On Tue, Aug 26, 2008 at 5:02 AM, Tim Kroeger <tim.kroeger@...> wrote: > Dear John, > > On Mon, 25 Aug 2008, John Peterson wrote: > >> On Mon, Aug 25, 2008 at 8:28 AM, Tim Kroeger > >>> Would you please be so kind and check that changes in (provided you like >>> them)? >> >> I'll take a look at this patch today. Thanks! > > So, what was the result of looking at the patch? I'm not sure about your implementation of L_INF. You're taking e_{\infty} = max_q e(x_q) where x_q are the quadrature points. In fact, isn't the solution sometimes superconvergent at the quadrature points, and therefore this approximation could drastically underpredict the Linfty norm? I don't know of an efficient, simple algorithm for estimating Linfty error ... perhaps there is something out there? My preference would be to leave out the L_INF calculation rather than return a potentially wrong value, but I would like the other developers (esp. Roy, who is on holiday now) to comment as well.  John 
From: Tim Kroeger <tim.kroeger@ce...>  20080826 13:43:38

Dear libMesh developer team, Could someone please tell me what the current state about the item mentioned below is? I just want to know, so that I can decide whether I should wait or get around somehow or whatever. (In the current state, my code does not show any speedup on 20 processors compared with 1 processor, because it spends apparently 95% of the time in EquationSystems::reinit().) Best Regards, Tim On Wed, 16 Apr 2008, Roy Stogner wrote: > > On Wed, 16 Apr 2008, Tim Kroeger wrote: > >> As I'm just so much in asking questions, here's another one: How will >> the performance of EquationSystems::reinit() behave when ParallelMesh >> is ready for use by user application? > > At first, just as badly as before. System::project_vector() is still > one of the things we use a serial vector for, and while that's on the > list of ParallelMesh items to be fixed, it's not high enough on the > list. > >> The reason for my question is that for my code on a large number of >> processors, EquationSystems::reinit() is quite a bottle neck. > > You're not the only one seeing that. We'll definitely fix the poor > scaling there before we consider ParallelMesh "done", but there will > probably be a 0.6.9 release first once ParallelMesh is in a "correct > but not yet complete" state. >  > Roy >  Dr. Tim Kroeger Phone +494212187710 tim.kroeger@..., tim.kroeger@... Fax +494212184236 MeVis Research GmbH, Universitaetsallee 29, 28359 Bremen, Germany Amtsgericht Bremen HRB 16222 Geschaeftsfuehrer: Prof. Dr. H.O. Peitgen 

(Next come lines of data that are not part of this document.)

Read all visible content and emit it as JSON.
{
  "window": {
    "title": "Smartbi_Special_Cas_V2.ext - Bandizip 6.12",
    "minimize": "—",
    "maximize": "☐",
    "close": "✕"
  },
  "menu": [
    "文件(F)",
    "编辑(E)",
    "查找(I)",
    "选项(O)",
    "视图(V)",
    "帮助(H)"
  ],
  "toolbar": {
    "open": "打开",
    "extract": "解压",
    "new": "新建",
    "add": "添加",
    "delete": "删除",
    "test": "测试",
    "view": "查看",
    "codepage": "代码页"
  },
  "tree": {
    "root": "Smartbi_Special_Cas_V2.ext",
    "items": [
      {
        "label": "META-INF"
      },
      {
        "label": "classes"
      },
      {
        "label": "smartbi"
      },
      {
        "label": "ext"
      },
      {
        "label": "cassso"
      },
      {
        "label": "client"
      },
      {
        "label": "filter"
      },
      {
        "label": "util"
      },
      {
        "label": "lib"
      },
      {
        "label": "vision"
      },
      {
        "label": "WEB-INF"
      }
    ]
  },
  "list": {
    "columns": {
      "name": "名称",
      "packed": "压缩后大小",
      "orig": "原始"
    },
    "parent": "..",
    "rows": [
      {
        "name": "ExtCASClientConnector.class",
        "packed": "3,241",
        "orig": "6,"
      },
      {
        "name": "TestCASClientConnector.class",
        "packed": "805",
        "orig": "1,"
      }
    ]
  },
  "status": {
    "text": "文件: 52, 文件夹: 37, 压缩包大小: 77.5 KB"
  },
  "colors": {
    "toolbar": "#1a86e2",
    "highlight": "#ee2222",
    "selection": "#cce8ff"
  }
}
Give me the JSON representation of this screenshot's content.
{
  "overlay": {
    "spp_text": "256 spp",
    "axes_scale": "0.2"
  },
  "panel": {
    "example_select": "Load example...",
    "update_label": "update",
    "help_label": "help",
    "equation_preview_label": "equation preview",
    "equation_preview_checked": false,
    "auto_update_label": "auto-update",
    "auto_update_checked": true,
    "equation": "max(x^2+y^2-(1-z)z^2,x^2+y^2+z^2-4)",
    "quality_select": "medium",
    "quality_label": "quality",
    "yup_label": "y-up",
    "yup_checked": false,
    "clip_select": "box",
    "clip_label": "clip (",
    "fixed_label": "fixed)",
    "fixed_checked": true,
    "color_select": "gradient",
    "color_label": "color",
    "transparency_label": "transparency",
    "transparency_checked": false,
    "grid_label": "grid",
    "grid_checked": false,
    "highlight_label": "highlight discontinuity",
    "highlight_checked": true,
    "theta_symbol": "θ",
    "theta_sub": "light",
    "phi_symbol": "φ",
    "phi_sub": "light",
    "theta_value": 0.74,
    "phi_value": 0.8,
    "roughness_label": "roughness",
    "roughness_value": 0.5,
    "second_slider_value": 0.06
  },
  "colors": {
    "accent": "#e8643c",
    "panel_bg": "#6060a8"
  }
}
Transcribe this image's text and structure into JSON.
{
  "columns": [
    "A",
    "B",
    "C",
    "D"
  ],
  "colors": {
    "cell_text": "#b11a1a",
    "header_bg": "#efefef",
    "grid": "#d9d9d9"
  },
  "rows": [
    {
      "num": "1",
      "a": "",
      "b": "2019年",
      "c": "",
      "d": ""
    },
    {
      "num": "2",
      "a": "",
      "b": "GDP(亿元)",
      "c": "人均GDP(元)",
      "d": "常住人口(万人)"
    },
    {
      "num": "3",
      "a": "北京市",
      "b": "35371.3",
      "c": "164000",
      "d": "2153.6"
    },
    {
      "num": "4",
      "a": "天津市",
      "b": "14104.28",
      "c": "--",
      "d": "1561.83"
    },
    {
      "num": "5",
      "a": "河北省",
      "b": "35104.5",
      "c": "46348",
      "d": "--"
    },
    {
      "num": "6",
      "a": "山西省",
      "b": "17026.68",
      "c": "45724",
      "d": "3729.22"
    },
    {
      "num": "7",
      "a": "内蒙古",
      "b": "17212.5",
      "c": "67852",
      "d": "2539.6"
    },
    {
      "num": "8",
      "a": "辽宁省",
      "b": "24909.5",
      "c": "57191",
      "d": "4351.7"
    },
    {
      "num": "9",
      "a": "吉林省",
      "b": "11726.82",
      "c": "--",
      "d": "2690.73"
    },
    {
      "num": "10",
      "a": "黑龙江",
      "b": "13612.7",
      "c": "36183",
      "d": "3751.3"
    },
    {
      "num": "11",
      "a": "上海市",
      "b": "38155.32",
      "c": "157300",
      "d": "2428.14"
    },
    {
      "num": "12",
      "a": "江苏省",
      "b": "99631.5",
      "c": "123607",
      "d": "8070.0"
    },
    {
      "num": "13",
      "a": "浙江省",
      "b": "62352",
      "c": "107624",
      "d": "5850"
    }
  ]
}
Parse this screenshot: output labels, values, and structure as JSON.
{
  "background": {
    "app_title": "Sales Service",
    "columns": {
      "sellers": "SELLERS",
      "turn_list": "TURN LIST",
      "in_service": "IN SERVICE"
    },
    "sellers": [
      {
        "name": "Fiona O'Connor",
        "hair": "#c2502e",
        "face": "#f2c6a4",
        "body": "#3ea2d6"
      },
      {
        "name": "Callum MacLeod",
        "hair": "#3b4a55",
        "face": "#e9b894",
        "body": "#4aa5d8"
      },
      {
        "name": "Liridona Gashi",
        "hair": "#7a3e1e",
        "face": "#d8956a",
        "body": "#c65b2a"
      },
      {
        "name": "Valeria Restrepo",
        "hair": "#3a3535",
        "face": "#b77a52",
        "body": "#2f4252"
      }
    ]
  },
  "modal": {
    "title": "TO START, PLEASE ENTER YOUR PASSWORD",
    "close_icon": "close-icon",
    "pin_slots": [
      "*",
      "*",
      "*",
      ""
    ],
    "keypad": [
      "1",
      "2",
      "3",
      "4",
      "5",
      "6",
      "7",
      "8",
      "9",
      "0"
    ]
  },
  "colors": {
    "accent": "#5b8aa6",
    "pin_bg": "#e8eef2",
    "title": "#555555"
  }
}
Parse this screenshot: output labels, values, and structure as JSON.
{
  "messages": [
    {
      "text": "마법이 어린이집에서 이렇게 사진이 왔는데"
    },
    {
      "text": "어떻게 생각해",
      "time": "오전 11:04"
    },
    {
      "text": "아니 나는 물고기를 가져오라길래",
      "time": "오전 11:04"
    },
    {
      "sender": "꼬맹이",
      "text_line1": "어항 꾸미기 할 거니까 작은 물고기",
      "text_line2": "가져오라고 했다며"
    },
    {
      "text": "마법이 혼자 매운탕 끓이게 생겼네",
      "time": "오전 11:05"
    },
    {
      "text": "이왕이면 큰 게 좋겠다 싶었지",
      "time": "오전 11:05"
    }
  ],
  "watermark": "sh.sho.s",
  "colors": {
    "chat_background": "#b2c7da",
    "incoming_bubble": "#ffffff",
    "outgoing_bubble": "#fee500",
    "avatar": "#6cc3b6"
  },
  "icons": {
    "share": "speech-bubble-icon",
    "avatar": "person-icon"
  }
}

From: Tim Kroeger <tim.kroeger@ce...>  20080826 10:09:41

Dear John, On Mon, 25 Aug 2008, John Peterson wrote: > On Mon, Aug 25, 2008 at 8:28 AM, Tim Kroeger >> Would you please be so kind and check that changes in (provided you like >> them)? > > I'll take a look at this patch today. Thanks! So, what was the result of looking at the patch? Best Regards, Tim  Dr. Tim Kroeger Phone +494212187710 tim.kroeger@..., tim.kroeger@... Fax +494212184236 MeVis Research GmbH, Universitaetsallee 29, 28359 Bremen, Germany Amtsgericht Bremen HRB 16222 Geschaeftsfuehrer: Prof. Dr. H.O. Peitgen